The incident has sharply increased tensions between Morocco and Algeria. According to news reports, Morocco sent a message to the Algerian government through an unidentified European ambassador demanding that Polisario personnel withdraw from the buffer zone. But the Algerians rejected the Moroccan demand, according to reports, responding that Algeria “does not consider itself a stakeholder” in the dispute.

In addition to its complaint to the Security Council, Morocco dispatched Foreign Minister Nasser Bourita to Paris and Washington to seek the support of the two governments considered most sympathetic to Morocco’s position on the long-running Western Sahara dispute. Sources report that the French government expressed firm support for the Moroccan position. Washington’s views were less clear, complicated undoubtedly by Tillerson’s departure and H.R. McMaster’s last week as national security advisor. Following Bourita’s meeting with Acting Secretary of State John Sullivan, the Department of State issued a statement expressing the U.S.’s “commitment to U.N.-led efforts to find a peaceful, sustainable, and mutually acceptable political solution to the long-standing dispute over the Western Sahara.” The Moroccans will almost certainly find the statement disappointing.  

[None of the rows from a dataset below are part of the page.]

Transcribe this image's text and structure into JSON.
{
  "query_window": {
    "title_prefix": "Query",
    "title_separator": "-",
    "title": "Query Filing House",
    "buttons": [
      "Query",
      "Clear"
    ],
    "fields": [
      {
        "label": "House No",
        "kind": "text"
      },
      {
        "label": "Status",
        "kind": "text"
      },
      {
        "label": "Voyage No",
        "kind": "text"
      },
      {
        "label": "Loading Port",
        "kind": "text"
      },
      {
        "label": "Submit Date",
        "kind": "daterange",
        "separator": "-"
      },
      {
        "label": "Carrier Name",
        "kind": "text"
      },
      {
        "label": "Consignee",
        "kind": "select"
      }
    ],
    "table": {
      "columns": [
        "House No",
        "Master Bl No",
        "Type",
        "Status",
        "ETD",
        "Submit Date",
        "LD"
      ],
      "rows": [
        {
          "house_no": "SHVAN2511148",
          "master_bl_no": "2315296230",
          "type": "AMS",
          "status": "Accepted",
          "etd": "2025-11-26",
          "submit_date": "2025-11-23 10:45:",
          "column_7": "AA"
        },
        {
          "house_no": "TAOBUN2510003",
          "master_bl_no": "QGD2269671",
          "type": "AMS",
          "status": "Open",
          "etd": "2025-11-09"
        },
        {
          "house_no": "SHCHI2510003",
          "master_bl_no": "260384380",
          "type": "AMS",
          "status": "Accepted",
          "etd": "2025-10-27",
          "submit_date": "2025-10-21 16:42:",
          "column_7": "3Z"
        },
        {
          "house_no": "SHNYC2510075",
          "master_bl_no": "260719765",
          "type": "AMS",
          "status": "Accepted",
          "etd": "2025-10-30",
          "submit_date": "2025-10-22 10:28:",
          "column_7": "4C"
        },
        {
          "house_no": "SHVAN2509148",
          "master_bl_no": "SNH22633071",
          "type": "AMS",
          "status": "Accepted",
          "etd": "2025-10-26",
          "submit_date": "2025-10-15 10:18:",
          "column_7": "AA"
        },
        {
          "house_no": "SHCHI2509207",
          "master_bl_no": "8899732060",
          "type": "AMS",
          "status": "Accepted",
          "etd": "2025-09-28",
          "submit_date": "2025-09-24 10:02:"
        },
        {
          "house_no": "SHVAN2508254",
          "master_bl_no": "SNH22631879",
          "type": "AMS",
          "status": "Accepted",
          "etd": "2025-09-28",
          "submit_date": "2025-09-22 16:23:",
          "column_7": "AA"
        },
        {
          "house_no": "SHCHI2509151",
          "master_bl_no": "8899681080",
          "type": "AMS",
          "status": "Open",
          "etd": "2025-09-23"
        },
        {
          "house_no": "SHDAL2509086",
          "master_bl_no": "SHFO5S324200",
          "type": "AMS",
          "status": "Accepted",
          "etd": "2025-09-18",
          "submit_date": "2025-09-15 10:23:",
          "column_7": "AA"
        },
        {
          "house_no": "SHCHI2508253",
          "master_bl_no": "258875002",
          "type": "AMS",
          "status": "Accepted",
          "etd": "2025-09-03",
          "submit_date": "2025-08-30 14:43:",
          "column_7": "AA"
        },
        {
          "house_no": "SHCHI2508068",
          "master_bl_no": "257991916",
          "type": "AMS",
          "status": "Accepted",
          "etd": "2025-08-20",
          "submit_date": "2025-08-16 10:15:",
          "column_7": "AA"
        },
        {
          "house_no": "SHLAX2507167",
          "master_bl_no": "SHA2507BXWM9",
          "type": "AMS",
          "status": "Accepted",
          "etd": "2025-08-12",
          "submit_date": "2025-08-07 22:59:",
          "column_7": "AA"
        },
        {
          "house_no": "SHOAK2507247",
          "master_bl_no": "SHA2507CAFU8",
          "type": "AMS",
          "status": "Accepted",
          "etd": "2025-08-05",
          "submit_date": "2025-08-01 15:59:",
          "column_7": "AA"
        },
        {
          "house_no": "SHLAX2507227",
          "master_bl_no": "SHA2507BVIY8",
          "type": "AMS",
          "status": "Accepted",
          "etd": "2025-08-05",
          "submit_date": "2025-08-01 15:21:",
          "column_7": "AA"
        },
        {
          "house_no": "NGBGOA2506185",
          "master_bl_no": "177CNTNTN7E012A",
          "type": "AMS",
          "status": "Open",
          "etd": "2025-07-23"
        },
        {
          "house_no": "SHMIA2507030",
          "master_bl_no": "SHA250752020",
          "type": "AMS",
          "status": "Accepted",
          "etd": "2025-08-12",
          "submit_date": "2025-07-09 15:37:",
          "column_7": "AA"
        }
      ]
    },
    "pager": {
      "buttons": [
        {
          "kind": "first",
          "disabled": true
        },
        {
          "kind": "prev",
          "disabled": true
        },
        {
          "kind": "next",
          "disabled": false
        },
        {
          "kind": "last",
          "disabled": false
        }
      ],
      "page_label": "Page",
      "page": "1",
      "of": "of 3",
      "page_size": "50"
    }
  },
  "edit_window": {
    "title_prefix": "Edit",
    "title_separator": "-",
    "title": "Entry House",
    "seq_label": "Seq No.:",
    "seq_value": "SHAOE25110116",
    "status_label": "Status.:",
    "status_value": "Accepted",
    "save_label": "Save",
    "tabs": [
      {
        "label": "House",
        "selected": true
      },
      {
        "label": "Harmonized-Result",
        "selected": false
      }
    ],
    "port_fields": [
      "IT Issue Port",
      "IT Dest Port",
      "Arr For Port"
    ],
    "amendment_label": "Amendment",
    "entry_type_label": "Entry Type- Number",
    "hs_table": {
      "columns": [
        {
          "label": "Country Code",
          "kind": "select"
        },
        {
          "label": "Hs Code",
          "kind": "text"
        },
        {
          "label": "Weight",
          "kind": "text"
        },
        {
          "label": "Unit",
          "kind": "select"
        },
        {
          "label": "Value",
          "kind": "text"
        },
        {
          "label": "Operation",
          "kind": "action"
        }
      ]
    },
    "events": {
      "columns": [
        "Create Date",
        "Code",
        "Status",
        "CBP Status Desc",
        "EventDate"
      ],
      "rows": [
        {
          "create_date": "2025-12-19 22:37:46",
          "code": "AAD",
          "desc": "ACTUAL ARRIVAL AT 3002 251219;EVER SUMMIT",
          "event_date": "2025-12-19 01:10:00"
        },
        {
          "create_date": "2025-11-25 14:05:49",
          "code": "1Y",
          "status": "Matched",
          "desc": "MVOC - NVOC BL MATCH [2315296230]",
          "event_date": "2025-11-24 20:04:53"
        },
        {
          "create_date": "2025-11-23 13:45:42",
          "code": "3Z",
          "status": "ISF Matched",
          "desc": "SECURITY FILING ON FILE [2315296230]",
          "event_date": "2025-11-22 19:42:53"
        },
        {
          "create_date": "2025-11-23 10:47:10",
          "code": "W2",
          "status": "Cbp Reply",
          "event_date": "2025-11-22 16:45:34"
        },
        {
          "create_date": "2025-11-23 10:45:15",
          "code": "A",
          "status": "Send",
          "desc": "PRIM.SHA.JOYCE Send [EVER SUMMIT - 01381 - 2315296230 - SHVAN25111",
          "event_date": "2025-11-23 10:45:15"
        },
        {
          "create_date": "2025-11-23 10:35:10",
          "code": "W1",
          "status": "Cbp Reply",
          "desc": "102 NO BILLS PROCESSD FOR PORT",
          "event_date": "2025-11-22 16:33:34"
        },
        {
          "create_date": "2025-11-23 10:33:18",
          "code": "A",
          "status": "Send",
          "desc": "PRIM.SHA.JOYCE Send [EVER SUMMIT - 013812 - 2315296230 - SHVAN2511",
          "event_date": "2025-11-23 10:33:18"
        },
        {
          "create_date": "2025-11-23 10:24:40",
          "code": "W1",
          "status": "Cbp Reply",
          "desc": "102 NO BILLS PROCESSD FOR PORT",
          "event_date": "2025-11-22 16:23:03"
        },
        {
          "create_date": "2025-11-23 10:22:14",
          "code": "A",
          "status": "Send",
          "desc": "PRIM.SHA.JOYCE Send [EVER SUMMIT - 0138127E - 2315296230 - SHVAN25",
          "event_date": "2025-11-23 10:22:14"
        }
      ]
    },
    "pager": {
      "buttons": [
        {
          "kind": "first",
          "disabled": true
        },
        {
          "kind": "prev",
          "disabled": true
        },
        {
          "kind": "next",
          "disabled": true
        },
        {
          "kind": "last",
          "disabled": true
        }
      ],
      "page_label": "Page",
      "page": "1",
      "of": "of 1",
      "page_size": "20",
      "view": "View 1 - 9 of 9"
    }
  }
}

Iran and India’s new partnership
Alex Vatanka, Senior Fellow

Iran and India have long pledged to form a strategic partnership. It has been a rocky process but it is dragging forward. Both the energy sector and the collaborative development of Iran’s deep-sea port of Chabahar, which would give India land access to Afghanistan and Central Asia, have been at the forefront of the efforts. Iran's oil minister is to visit Delhi next week and India might finally be given the right to develop Farzad B, a gas field discovered by an Indian consortium in 2008. Disagreement over commercial terms has kept the project in limbo.

The upcoming visit follows Iranian Prime Minister Hassan Rouhani’s visit to India in February. In Delhi, Rouhani also awarded an agreement to India for the management of part of the Chabahar port.

Rouhani took longer than anticipated to make the visit. By comparison, he visited China as one of his first major international trips in May 2014. Prime Minister Narendra Modi visited Tehran in May 2016. So why did it take this long for Rouhani to arrive in India? In one word: mistrust. Tehran has had a troubled relationship with Delhi since at least 2005, when India decided to move closer to the U.S. India’s rapidly expanding ties with Israel were also a factor. Meanwhile, Iran’s refusal to give Indian energy companies the kind of contracts they were after upset the Indians so much that they cut back on Iranian oil imports in retaliation.

However, Iran is now giving India big discounts; Indian oil imports from Iran are to be doubled over the next year. The Iranians have clearly decided that further delay in developing the Farzad B and Chabahar projects is unwarranted. Not only is India a huge energy market but its diplomatic clout on the international stage can only grow. And Iran can use as many markets and friends it can find.